Trade is vital and will keep growing, but infrastructure is fundamental to economic growth. During the World Bank (WB)’s annual meetings in Lima from Oct. 9 to 11, WB President Jim Yong Kim hammered home the fact that carbon-smart infrastructure, such as roads, airports, and telecommunications, are vital to the future of emerging economies.

Many of the suggestions that make up the “3×3” model are already being implemented.

In July, China’s State Grid won the right to build a second power transmission line, stretching 2,250 km from Brazil’s giant Belo Monte hydropower plant in the northern state of Para to southeastern Rio de Janeiro.

China Gezhouba Group Corporation, a Chinese construction and engineering company known for building the country’s Three Gorges Dam, is currently heavily involved in the construction of two large dams in southern Argentina.

In May, Premier Li signed a memorandum of understanding with Brazil and Peru to build a trans-oceanic railway stretching across South America, from the Pacific to the Atlantic.

In areas such as energy, mining and infrastructure, joint ventures are becoming increasingly common for bilateral cooperation.

China Minmetals Corporation has had a joint venture with Codelco, a Chilean state-owned copper mining company, since 2006.

In 2013, a consortium of companies, including Brazil’s Petrobras, China National Petroleum Corporation, China National Offshore Oil Corporation, Total and Shell, won a 35-year production sharing contract to develop Libra oil field in Santos Basin off Brazil’s southeastern coast.

Regarding financing channels, Chinese financial services are already playing an important role in Brazil’s energy industry by providing billions of U.S. dollars in loans and investments.

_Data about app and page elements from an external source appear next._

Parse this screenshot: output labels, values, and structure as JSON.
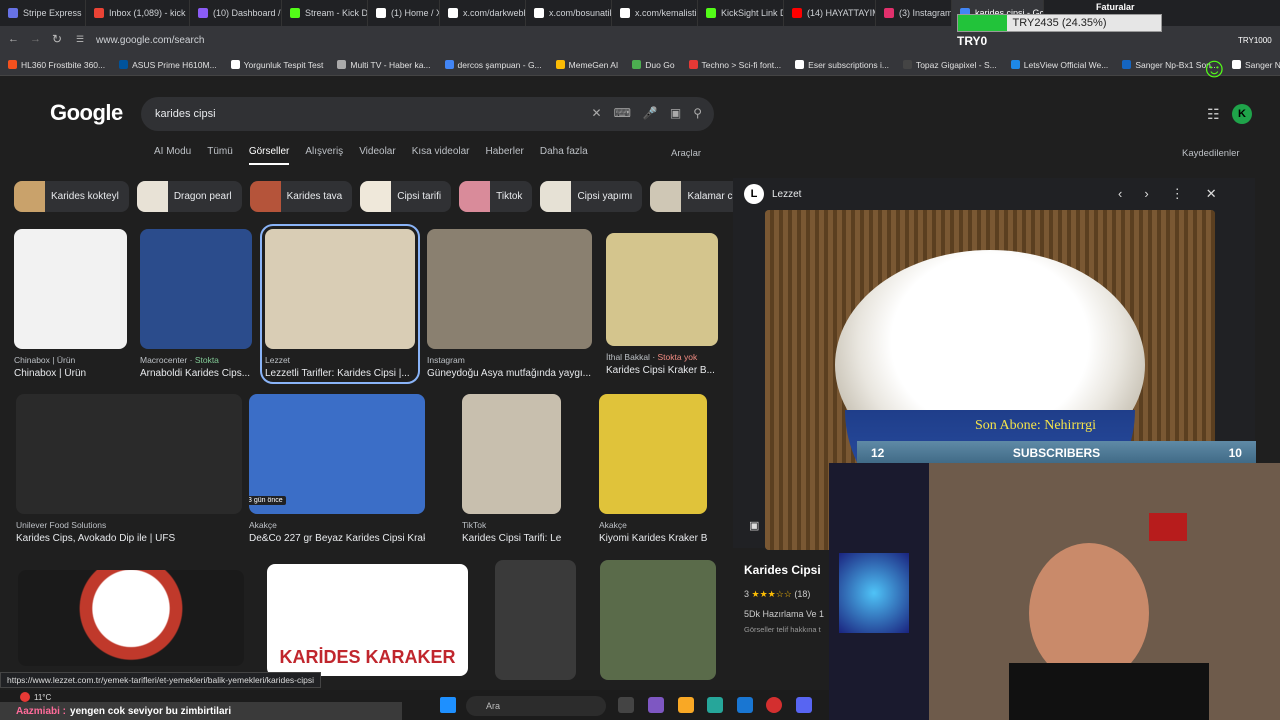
{
  "tabs": [
    {
      "label": "Stripe Express",
      "color": "#6772e5"
    },
    {
      "label": "Inbox (1,089) - kick",
      "color": "#ea4335"
    },
    {
      "label": "(10) Dashboard / S",
      "color": "#8b5cf6"
    },
    {
      "label": "Stream - Kick Dash",
      "color": "#53fc18"
    },
    {
      "label": "(1) Home / X",
      "color": "#ffffff"
    },
    {
      "label": "x.com/darkwebhab",
      "color": "#ffffff"
    },
    {
      "label": "x.com/bosunatik",
      "color": "#ffffff"
    },
    {
      "label": "x.com/kemalistika",
      "color": "#ffffff"
    },
    {
      "label": "KickSight Link Det",
      "color": "#53fc18"
    },
    {
      "label": "(14) HAYATTAYIM",
      "color": "#ff0000"
    },
    {
      "label": "(3) Instagram",
      "color": "#e1306c"
    },
    {
      "label": "karides cipsi - Google",
      "color": "#4285f4"
    }
  ],
  "address": {
    "url": "www.google.com/search"
  },
  "bookmarks": [
    {
      "label": "HL360 Frostbite 360...",
      "color": "#f4511e"
    },
    {
      "label": "ASUS Prime H610M...",
      "color": "#00539b"
    },
    {
      "label": "Yorgunluk Tespit Test",
      "color": "#ffffff"
    },
    {
      "label": "Multi TV - Haber ka...",
      "color": "#aaaaaa"
    },
    {
      "label": "dercos şampuan - G...",
      "color": "#4285f4"
    },
    {
      "label": "MemeGen AI",
      "color": "#fbbc05"
    },
    {
      "label": "Duo Go",
      "color": "#4caf50"
    },
    {
      "label": "Techno > Sci-fi font...",
      "color": "#e53935"
    },
    {
      "label": "Eser subscriptions i...",
      "color": "#ffffff"
    },
    {
      "label": "Topaz Gigapixel - S...",
      "color": "#444444"
    },
    {
      "label": "LetsView Official We...",
      "color": "#1e88e5"
    },
    {
      "label": "Sanger Np-Bx1 Son...",
      "color": "#1565c0"
    },
    {
      "label": "Sanger NP-BX1 Sa...",
      "color": "#ffffff"
    }
  ],
  "google": {
    "logo": "Google",
    "query": "karides cipsi"
  },
  "nav": {
    "items": [
      "AI Modu",
      "Tümü",
      "Görseller",
      "Alışveriş",
      "Videolar",
      "Kısa videolar",
      "Haberler",
      "Daha fazla"
    ],
    "tools": "Araçlar",
    "saved": "Kaydedilenler"
  },
  "chips": [
    "Karides kokteyl",
    "Dragon pearl",
    "Karides tava",
    "Cipsi tarifi",
    "Tiktok",
    "Cipsi yapımı",
    "Kalamar c"
  ],
  "results": [
    {
      "source": "Chinabox | Ürün",
      "stock": "",
      "title": "Chinabox | Ürün"
    },
    {
      "source": "Macrocenter",
      "stock": "Stokta",
      "title": "Arnaboldi Karides Cips..."
    },
    {
      "source": "Lezzet",
      "stock": "",
      "title": "Lezzetli Tarifler: Karides Cipsi |..."
    },
    {
      "source": "Instagram",
      "stock": "",
      "title": "Güneydoğu Asya mutfağında yaygı..."
    },
    {
      "source": "İthal Bakkal",
      "stock": "Stokta yok",
      "title": "Karides Cipsi Kraker B..."
    },
    {
      "source": "Unilever Food Solutions",
      "stock": "",
      "title": "Karides Cips, Avokado Dip ile | UFS"
    },
    {
      "source": "Akakçe",
      "stock": "",
      "title": "De&Co 227 gr Beyaz Karides Cipsi Kraker ..."
    },
    {
      "source": "TikTok",
      "stock": "",
      "title": "Karides Cipsi Tarifi: Lezz..."
    },
    {
      "source": "Akakçe",
      "stock": "",
      "title": "Kiyomi Karides Kraker Bey..."
    }
  ],
  "badge_3gun": "3 gün önce",
  "bottom_label": "KARİDES KARAKER",
  "panel": {
    "site": "Lezzet",
    "title": "Karides Cipsi",
    "rating": "3",
    "reviews": "(18)",
    "meta": "5Dk Hazırlama Ve 1",
    "copyright": "Görseller telif hakkına t"
  },
  "stream": {
    "goal": "TRY2435 (24.35%)",
    "goal_fraction": 0.2435,
    "try0": "TRY0",
    "faturalar": "Faturalar",
    "last_sub": "Son Abone: Nehirrrgi",
    "sub_left": "12",
    "sub_label": "SUBSCRIBERS",
    "sub_right": "10",
    "tryright": "TRY1000"
  },
  "status_url": "https://www.lezzet.com.tr/yemek-tarifleri/et-yemekleri/balik-yemekleri/karides-cipsi",
  "chat": {
    "user": "Aazmiabi :",
    "message": "yengen cok seviyor bu zimbirtilari"
  },
  "taskbar": {
    "search": "Ara",
    "temp": "11°C"
  }
}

On Sept. 1, the People’s Bank of China created a 10-billion-U.S.-dollar fund for investment in Latin American countries, particularly in manufacturing, agriculture, energy and mining.

All in all, the model suggested by Premier Li will not require a change in countries’ economic, trade or foreign exchange regulations. It simply provides the natural next step for China and Latin America to deepen their cooperation.